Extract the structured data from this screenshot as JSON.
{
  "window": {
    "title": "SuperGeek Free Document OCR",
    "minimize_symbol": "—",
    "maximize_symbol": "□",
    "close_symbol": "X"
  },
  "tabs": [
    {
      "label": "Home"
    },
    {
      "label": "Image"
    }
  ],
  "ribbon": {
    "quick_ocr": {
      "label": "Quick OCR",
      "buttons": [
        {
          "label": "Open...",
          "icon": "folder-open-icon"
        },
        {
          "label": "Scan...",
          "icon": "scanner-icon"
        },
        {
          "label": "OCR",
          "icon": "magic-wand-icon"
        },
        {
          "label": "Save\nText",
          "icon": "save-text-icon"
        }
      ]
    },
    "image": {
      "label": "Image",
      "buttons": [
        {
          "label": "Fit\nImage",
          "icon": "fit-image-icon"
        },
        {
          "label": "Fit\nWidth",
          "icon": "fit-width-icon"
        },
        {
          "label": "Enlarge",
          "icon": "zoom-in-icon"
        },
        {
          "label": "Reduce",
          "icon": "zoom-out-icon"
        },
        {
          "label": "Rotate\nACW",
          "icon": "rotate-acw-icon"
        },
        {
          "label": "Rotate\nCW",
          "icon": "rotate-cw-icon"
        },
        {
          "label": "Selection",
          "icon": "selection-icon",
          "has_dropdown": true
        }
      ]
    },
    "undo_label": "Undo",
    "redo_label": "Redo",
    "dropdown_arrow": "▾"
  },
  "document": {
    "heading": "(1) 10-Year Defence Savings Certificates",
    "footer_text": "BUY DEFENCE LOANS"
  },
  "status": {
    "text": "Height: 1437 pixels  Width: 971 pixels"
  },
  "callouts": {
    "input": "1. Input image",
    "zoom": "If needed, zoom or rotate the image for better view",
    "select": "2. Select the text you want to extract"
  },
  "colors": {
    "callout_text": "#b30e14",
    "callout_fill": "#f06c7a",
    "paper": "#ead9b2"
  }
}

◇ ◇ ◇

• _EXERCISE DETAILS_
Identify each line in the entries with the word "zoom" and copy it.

• _ANSWER SECTION_
          "icon": "zoom-in-icon"
          "icon": "zoom-out-icon"
    "zoom": "If needed, zoom or rotate the image for better view",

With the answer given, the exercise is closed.